In addition to playing local music, Inhailer Radio reports to the North American College and Community (NACC) Radio Chart, which means that Inhailer receives music directly from music promoters. Reporting directly to the charts has given Inhailer the opportunity to play music from many up and coming artists before their songs become popular, and has even allowed the radio station to feature a live performance of a then-new single by Julian Casablancas of The Strokes.
At the end of 2019, Inhailer Radio signed a partnership with Cincinnati Public Radio, which Stetter describes as exciting for the company because Cincinnati Public Radio has access to terrestrial radio that Inhailer Radio does not have.

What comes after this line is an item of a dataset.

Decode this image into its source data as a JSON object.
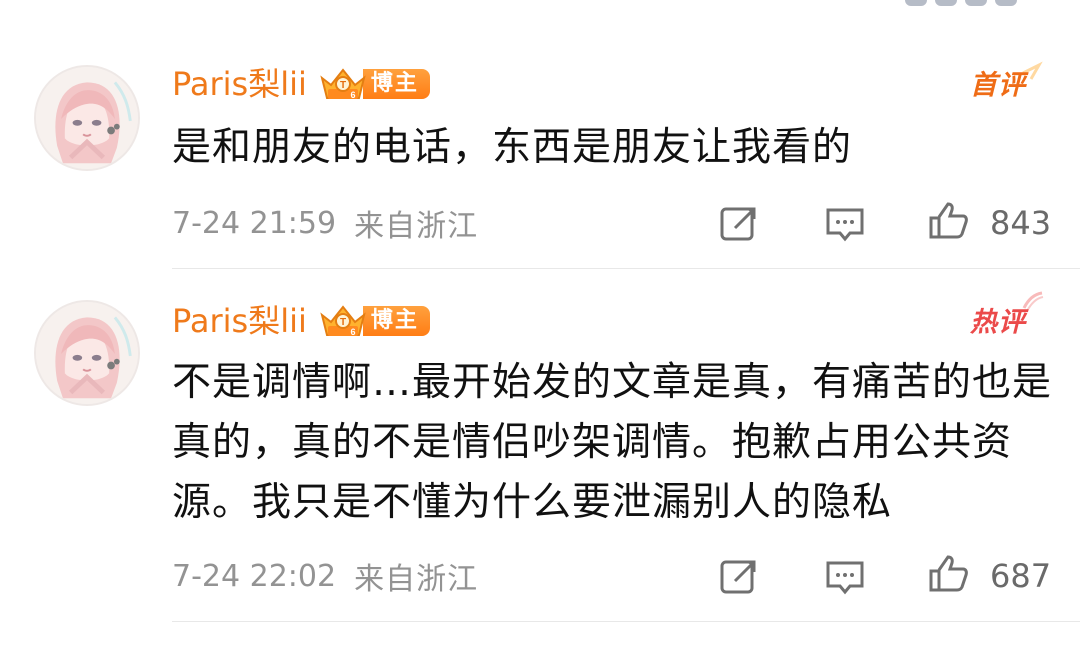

Listeners are able to tune to Inhailer Radio on WGUC’s 90.9 HD3 on radios with HD capabilities, as tuning to the frequency on a normal radio will not capture Inhailer Radio.
Despite the partnership with WGUC, Stetter believes that the future of Inhailer remains in streaming due to current trends and terrestrial radio’s high costs.
But Stetter isn’t stopping there.
“We would really like to start partnering with local venues and local promoters to bring artists to town that we already curate and have an audience for on air,” he says.
As more of rising Indie artists come to town, Stetter believes that this will positively impact the significance that Inhailer Radio has on the Cincinnati music scene. Long-term, Inhailer Radio’s goals include branching out to other formats and applying its model to other genres such as Hip-Hop or Blues.
“We want to take what we believe is a successful model to bring in even more partners, not even just Indie Alternative, but whatever else Cincinnati is known for” Stetter says.
Inhailer will host a celebration for its fourth anniversary at Fretboard Brewing, 5800 Creek Rd., Blue Ash, 45242, 6-11 p.m. June 11. Live music from local Indie bands Carriers and Psycho will begin at 7 p.m. Fretboard Brewing becomes 21+ at 9 p.m. Learn more at inhailer.com.